▶ _WORK TO BE COMPLETED_:
Search the data for the word "JSON" and copy each line that has it.

Component data from apps and pages
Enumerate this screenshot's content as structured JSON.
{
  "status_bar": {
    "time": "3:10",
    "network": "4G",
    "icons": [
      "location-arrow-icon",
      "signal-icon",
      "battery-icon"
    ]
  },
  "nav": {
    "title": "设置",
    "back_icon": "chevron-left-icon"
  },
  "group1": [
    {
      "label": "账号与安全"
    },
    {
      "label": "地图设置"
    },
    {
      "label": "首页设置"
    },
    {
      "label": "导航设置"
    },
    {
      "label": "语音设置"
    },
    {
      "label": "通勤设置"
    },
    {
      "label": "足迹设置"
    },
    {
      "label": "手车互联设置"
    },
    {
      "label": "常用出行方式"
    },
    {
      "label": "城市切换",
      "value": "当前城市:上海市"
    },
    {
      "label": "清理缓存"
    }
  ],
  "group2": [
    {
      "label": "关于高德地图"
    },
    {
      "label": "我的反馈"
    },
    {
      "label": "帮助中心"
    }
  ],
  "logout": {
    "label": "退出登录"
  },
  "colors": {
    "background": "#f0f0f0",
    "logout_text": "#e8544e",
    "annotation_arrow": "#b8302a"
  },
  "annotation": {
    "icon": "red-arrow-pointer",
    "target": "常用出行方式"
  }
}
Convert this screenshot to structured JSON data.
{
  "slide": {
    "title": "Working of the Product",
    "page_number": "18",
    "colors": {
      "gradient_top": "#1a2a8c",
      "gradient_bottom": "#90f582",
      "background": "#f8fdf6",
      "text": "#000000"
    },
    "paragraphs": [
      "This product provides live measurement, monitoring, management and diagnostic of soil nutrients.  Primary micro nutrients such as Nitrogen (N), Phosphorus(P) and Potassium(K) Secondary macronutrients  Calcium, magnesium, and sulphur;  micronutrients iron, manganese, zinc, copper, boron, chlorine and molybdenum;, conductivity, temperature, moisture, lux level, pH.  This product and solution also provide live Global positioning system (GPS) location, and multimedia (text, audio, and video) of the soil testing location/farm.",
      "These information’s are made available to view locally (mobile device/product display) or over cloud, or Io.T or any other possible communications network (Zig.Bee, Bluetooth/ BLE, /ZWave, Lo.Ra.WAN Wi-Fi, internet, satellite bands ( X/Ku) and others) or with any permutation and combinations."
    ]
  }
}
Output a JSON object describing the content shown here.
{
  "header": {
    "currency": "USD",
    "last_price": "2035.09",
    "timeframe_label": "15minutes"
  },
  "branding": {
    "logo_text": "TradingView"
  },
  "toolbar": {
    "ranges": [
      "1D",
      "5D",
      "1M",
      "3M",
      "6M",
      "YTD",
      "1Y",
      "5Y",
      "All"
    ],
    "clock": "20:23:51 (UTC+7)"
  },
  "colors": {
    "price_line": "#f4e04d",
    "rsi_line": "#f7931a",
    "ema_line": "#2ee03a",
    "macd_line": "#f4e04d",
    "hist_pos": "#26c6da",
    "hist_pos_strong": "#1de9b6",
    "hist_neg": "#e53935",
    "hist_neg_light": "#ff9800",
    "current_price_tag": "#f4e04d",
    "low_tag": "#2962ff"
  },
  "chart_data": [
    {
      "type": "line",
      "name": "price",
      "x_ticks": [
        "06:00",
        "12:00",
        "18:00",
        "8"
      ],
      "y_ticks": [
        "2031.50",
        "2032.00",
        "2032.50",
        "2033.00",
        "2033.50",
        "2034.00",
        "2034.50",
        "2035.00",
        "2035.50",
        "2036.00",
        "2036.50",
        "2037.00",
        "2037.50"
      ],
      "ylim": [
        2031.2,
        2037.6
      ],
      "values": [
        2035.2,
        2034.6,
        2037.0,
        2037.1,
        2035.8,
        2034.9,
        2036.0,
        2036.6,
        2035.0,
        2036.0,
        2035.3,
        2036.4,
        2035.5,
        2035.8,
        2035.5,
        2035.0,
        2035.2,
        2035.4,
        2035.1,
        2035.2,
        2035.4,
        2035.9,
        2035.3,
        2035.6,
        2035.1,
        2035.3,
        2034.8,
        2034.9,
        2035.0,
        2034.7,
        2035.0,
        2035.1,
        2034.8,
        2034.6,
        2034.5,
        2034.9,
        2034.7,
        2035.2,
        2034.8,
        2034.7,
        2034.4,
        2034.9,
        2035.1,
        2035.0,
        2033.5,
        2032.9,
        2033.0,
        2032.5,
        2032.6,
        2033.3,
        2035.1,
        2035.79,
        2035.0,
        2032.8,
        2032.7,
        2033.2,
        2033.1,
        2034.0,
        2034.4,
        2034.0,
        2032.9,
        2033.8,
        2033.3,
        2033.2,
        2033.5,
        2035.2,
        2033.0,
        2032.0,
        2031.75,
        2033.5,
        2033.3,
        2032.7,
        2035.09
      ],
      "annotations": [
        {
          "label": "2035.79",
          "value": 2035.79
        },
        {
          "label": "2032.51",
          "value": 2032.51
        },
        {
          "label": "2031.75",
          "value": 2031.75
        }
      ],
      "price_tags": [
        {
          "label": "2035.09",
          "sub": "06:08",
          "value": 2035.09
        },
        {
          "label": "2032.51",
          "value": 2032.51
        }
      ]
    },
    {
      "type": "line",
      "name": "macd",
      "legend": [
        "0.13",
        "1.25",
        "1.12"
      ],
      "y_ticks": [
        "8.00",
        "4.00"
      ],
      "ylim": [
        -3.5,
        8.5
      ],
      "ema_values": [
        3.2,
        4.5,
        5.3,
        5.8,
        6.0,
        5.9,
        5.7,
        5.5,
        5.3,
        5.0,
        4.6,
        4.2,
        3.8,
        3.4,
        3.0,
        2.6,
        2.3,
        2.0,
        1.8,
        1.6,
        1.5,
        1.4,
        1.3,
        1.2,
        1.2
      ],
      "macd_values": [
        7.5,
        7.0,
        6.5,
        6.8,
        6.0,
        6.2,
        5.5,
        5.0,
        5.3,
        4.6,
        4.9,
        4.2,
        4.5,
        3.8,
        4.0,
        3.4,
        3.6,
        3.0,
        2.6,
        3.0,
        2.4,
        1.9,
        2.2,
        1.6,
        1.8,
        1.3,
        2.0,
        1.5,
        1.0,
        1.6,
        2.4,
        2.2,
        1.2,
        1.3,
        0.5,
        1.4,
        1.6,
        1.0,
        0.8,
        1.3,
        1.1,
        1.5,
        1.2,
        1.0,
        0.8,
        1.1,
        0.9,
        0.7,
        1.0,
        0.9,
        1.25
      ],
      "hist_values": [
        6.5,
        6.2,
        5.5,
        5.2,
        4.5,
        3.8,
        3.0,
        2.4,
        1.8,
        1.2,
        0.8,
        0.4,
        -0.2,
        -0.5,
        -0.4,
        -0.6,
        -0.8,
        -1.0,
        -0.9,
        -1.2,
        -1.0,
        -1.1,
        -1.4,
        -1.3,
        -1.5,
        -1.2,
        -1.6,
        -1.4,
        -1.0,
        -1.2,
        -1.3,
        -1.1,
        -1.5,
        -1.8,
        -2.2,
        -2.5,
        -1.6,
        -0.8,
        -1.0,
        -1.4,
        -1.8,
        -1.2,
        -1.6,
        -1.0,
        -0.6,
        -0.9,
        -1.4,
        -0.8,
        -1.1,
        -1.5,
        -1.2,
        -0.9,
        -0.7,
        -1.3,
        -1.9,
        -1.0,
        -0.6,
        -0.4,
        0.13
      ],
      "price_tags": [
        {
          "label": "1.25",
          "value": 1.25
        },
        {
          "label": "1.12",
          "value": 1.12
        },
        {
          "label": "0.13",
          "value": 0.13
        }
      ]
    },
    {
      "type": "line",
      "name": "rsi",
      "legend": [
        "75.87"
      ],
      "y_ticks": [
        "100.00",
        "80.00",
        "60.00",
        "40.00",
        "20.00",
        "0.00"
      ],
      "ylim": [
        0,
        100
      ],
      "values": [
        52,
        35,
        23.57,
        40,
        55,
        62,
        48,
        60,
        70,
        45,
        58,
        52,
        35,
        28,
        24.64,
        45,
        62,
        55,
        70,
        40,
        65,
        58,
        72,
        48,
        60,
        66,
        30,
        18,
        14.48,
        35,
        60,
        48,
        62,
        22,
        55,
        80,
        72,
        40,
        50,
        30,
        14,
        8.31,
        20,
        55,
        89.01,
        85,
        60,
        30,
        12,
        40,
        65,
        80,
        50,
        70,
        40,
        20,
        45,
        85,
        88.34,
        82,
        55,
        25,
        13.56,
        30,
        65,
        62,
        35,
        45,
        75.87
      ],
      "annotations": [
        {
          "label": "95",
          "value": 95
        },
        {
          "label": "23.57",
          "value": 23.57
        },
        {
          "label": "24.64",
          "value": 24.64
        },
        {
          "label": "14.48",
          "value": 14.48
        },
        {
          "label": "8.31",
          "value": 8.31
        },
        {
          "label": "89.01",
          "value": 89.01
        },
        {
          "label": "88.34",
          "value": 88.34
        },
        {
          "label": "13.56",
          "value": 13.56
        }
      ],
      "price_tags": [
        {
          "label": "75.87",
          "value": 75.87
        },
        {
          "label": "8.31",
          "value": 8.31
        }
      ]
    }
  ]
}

▶ _PROBLEM SOLUTION_:
Enumerate this screenshot's content as structured JSON.
Convert this screenshot to structured JSON data.
Output a JSON object describing the content shown here.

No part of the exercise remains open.